◆ Exercise goal ◆
Count how many lines of the material below have the word "screenshot" and give only the number.

◆ Information given ◆

%%

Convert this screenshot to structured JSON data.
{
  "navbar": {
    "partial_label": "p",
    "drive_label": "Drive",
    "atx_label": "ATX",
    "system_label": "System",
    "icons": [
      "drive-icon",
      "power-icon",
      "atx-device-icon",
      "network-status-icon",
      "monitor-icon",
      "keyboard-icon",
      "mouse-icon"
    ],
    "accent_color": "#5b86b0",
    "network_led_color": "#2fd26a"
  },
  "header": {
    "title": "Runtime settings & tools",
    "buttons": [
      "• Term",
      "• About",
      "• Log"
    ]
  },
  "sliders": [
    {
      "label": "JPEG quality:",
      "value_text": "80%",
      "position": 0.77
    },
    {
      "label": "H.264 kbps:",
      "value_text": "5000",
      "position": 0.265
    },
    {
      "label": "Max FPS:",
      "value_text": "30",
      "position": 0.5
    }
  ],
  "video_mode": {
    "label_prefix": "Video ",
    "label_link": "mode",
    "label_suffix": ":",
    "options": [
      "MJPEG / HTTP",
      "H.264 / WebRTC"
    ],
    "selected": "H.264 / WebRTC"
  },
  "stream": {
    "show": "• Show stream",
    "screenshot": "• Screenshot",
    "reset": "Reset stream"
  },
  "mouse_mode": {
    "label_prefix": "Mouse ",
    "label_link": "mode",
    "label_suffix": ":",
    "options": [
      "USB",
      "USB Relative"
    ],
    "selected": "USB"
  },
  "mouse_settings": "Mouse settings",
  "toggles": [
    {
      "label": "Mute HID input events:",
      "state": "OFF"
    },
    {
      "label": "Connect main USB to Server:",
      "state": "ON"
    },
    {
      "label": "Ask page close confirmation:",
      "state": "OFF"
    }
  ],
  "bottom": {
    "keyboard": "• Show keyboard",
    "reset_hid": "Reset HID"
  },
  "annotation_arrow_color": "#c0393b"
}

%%
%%

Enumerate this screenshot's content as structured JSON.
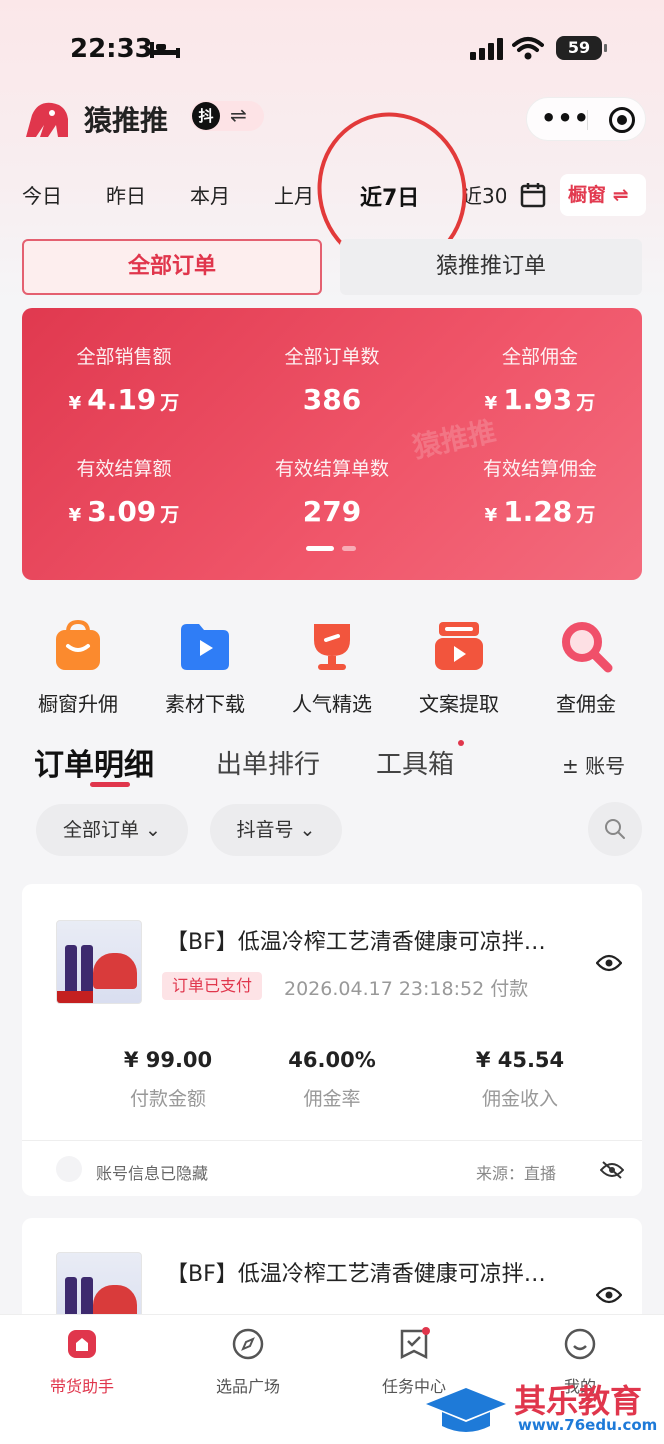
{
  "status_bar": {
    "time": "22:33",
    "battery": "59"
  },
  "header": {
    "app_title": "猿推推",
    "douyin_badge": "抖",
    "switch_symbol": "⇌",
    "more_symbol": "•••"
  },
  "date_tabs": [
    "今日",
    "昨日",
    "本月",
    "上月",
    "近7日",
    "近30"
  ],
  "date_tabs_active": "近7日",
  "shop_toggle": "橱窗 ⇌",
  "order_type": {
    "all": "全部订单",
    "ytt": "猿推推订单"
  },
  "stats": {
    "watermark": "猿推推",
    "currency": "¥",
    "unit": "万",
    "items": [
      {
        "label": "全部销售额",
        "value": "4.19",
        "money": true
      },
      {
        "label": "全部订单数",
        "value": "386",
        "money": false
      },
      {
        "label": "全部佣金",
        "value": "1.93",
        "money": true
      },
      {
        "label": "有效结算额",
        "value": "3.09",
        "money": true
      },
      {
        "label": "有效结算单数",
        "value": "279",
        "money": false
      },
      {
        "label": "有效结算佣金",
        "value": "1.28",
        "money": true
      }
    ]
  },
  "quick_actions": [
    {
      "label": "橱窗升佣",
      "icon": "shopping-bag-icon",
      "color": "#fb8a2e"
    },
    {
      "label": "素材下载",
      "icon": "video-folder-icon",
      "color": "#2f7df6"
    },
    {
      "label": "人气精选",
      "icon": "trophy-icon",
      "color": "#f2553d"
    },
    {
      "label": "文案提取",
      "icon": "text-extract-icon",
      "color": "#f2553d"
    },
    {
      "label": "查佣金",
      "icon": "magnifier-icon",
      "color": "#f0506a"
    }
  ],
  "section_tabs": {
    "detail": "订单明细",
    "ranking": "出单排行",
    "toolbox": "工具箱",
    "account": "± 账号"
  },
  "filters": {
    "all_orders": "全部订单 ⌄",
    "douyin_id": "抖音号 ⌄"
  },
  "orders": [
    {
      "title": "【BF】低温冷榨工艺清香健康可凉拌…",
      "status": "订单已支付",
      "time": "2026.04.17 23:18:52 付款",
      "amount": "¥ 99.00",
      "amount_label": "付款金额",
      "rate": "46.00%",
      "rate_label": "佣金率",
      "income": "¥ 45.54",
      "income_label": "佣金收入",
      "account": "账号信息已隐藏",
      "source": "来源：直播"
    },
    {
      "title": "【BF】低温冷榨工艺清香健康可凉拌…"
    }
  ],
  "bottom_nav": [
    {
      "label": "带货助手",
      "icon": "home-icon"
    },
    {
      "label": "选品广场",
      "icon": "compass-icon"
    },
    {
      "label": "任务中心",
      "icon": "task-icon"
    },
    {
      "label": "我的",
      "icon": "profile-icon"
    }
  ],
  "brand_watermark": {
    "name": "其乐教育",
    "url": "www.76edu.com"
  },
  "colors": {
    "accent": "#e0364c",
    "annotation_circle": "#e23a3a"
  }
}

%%

◆ Response to the task ◆
3